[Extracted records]
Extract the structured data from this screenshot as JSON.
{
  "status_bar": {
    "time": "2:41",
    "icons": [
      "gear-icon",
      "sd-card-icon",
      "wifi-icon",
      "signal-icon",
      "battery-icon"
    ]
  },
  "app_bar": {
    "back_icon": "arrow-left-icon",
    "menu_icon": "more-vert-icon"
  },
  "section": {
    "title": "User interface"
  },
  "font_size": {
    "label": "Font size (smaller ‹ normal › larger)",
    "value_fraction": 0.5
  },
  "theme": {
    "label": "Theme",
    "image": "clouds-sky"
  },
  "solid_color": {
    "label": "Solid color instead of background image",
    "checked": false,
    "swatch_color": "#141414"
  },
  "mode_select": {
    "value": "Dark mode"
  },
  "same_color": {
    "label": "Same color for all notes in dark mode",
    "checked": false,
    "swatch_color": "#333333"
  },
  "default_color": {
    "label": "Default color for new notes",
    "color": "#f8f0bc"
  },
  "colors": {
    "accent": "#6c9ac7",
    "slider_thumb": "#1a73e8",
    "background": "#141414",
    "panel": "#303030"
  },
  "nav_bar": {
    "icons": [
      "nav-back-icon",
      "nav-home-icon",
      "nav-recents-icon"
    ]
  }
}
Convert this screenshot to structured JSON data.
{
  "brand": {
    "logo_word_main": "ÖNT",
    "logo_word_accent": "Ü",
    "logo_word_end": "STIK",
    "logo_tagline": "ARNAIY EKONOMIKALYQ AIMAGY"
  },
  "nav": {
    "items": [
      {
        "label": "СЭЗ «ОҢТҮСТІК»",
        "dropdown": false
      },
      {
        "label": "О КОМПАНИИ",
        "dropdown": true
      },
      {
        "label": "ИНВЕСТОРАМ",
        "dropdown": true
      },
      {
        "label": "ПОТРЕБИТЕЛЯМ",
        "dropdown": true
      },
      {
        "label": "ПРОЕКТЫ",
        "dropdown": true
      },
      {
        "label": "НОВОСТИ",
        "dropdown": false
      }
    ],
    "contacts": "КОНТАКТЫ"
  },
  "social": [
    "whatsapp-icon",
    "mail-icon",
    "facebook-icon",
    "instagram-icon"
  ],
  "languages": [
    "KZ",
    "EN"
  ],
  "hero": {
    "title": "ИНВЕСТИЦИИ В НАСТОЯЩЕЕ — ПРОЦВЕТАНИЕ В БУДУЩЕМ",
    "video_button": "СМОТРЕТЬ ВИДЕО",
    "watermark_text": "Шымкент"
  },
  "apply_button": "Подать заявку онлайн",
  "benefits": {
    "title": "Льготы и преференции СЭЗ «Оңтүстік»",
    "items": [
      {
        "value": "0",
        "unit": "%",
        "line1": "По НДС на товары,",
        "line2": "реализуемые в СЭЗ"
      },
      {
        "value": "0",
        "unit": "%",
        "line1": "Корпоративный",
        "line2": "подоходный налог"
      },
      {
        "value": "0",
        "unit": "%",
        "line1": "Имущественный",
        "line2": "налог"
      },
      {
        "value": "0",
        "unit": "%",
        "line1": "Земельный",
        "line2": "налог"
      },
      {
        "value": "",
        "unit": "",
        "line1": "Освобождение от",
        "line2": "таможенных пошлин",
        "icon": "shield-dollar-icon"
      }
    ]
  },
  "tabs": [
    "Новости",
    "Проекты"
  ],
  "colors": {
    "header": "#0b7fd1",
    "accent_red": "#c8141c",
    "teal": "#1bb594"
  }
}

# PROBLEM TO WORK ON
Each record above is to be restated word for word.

# TASK RESPONSE
Extract the structured data from this screenshot as JSON.
{
  "status_bar": {
    "time": "2:41",
    "icons": [
      "gear-icon",
      "sd-card-icon",
      "wifi-icon",
      "signal-icon",
      "battery-icon"
    ]
  },
  "app_bar": {
    "back_icon": "arrow-left-icon",
    "menu_icon": "more-vert-icon"
  },
  "section": {
    "title": "User interface"
  },
  "font_size": {
    "label": "Font size (smaller ‹ normal › larger)",
    "value_fraction": 0.5
  },
  "theme": {
    "label": "Theme",
    "image": "clouds-sky"
  },
  "solid_color": {
    "label": "Solid color instead of background image",
    "checked": false,
    "swatch_color": "#141414"
  },
  "mode_select": {
    "value": "Dark mode"
  },
  "same_color": {
    "label": "Same color for all notes in dark mode",
    "checked": false,
    "swatch_color": "#333333"
  },
  "default_color": {
    "label": "Default color for new notes",
    "color": "#f8f0bc"
  },
  "colors": {
    "accent": "#6c9ac7",
    "slider_thumb": "#1a73e8",
    "background": "#141414",
    "panel": "#303030"
  },
  "nav_bar": {
    "icons": [
      "nav-back-icon",
      "nav-home-icon",
      "nav-recents-icon"
    ]
  }
}
Convert this screenshot to structured JSON data.
{
  "brand": {
    "logo_word_main": "ÖNT",
    "logo_word_accent": "Ü",
    "logo_word_end": "STIK",
    "logo_tagline": "ARNAIY EKONOMIKALYQ AIMAGY"
  },
  "nav": {
    "items": [
      {
        "label": "СЭЗ «ОҢТҮСТІК»",
        "dropdown": false
      },
      {
        "label": "О КОМПАНИИ",
        "dropdown": true
      },
      {
        "label": "ИНВЕСТОРАМ",
        "dropdown": true
      },
      {
        "label": "ПОТРЕБИТЕЛЯМ",
        "dropdown": true
      },
      {
        "label": "ПРОЕКТЫ",
        "dropdown": true
      },
      {
        "label": "НОВОСТИ",
        "dropdown": false
      }
    ],
    "contacts": "КОНТАКТЫ"
  },
  "social": [
    "whatsapp-icon",
    "mail-icon",
    "facebook-icon",
    "instagram-icon"
  ],
  "languages": [
    "KZ",
    "EN"
  ],
  "hero": {
    "title": "ИНВЕСТИЦИИ В НАСТОЯЩЕЕ — ПРОЦВЕТАНИЕ В БУДУЩЕМ",
    "video_button": "СМОТРЕТЬ ВИДЕО",
    "watermark_text": "Шымкент"
  },
  "apply_button": "Подать заявку онлайн",
  "benefits": {
    "title": "Льготы и преференции СЭЗ «Оңтүстік»",
    "items": [
      {
        "value": "0",
        "unit": "%",
        "line1": "По НДС на товары,",
        "line2": "реализуемые в СЭЗ"
      },
      {
        "value": "0",
        "unit": "%",
        "line1": "Корпоративный",
        "line2": "подоходный налог"
      },
      {
        "value": "0",
        "unit": "%",
        "line1": "Имущественный",
        "line2": "налог"
      },
      {
        "value": "0",
        "unit": "%",
        "line1": "Земельный",
        "line2": "налог"
      },
      {
        "value": "",
        "unit": "",
        "line1": "Освобождение от",
        "line2": "таможенных пошлин",
        "icon": "shield-dollar-icon"
      }
    ]
  },
  "tabs": [
    "Новости",
    "Проекты"
  ],
  "colors": {
    "header": "#0b7fd1",
    "accent_red": "#c8141c",
    "teal": "#1bb594"
  }
}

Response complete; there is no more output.